For instance, the bird’s nest of long, stringy chips so common when machining aluminum, stainless steel, and superalloys is not only dangerous to the machine operator, but is a great way to break cutting tools and destroy workpieces when it inevitably becomes wedged in the wrong place at the wrong time. And few machining sounds are more cringe-worthy than the crunch…crunch…crunch of chips being recut, quite possibly signaling a chipped and soon-to-be-broken cutting tool.(more)
Cylindrical grinding is one of the oldest of all machining technologies. Though credit for its invention remains a bit fuzzy, most attribute development of the first production grinding machine to Charles Norton (ironically, not the same Norton of grinding wheel fame), who worked at Brown and Sharpe and was charged by company founder Joseph Brown with working the kinks out of the “universal grinding machine” he’d been struggling with for some time.
Since that time, cylindrical grinding has evolved into the go-to method for producing extremely precise round components such as shafts, mandrels, bearing journals, and core pins, as well as creating formed shapes and contours on a wide variety of turned parts.
With all the talk these days of hard turning, however, never mind the availability of ever more complex, capable, and above all highly accurate CNC lathes, it’s easy to wonder if cylindrical grinding is going the way of cam-actuated screw machines and high-speed steel tool bits.(more)
Sometimes, however, a simpler solution is called for: the basic two-axis CNC lathe. (more)
Have a few dozen hydraulic manifolds to make? The KHV-400 allows you to machine the ports on each side using the horizontal spindle, and without relocating the part, machine the top face and intersecting holes with the vertical spindle. The same approach can be used on a variety of everyday workpieces, including mounting brackets, electronics enclosures, engine components, and more.
The machine comes standard with 10,000-rpm cooled spindles, dual tool changers, loads of working space, and twice the productivity. And if you’re wondering about programming what is essentially two machine tools in one, Kent Machine Tool has made switching between vertical and horizontal programming easy with an innovative merge function. Check it out—for many shops, the KHV-400 will settle the vertical vs. horizontal argument once and for all.(more)
Mistakes are less likely with a CNC. There’s no chance of cranking the handle one turn too far or forgetting to zero out the DRO after picking up an edge. There’s no need for a calculator or trigonometry tables when laying out a bolt hole pattern—just plug in a couple values and get drilling. That nerve-wracking pocket you worked on for two hours last week is child’s play on a CNC knee mill.

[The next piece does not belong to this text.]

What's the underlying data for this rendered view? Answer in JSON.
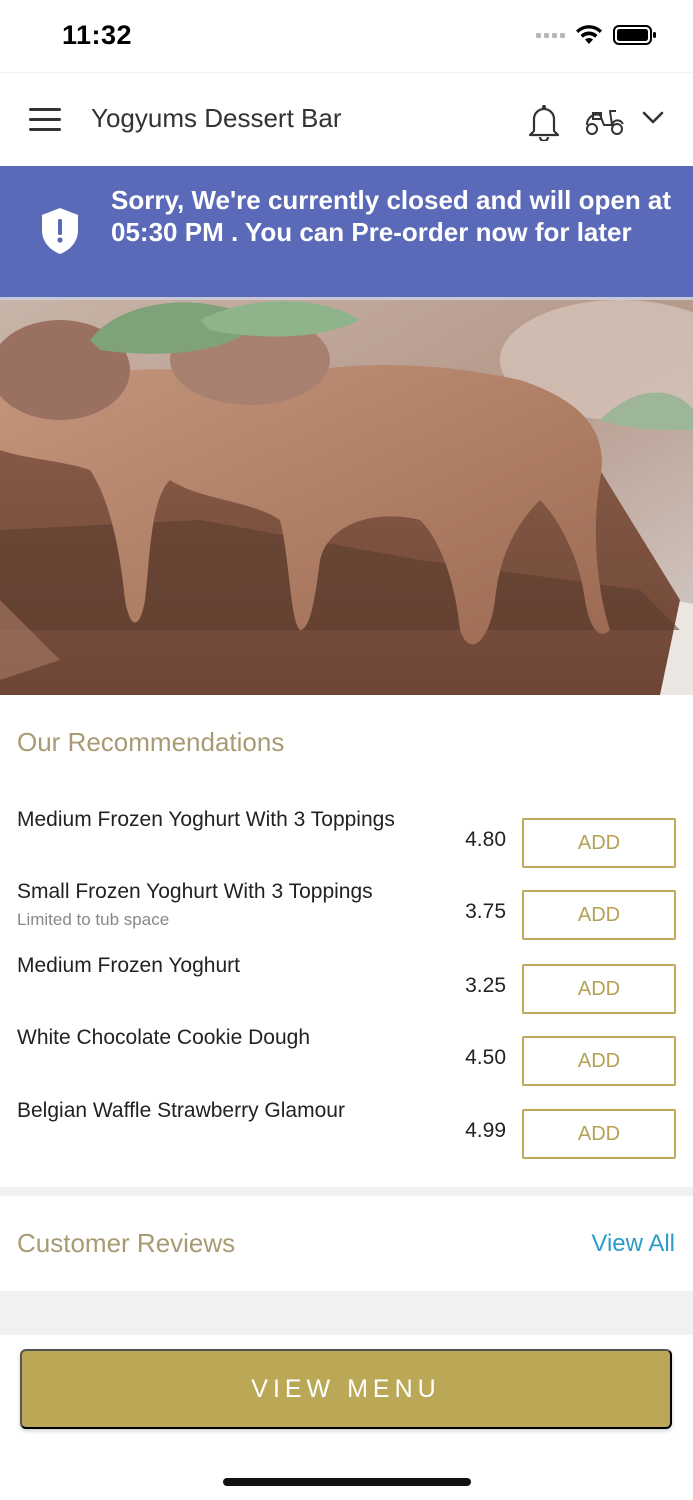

Part quality’s better, tool life increases, and the pile of parts sitting on the bench at the end of each shift will be much higher when a knee mill has CNC capabilities.
One look at the computer screen mounted to the side of the thing, though, and you might be tempted to avoid all that programming stuff and stick with your trusty DRO. But CNC knee mills are surprisingly easy to operate—the Acu-Rite MillPwr G2 control available on all Kent USA CNC knee mills, for example, is both user friendly and powerful, with simplified navigation screens, offline programming functions, Ethernet and USB ports, and a 3D-graphics display that will never leaving you guessing about a part feature.(more)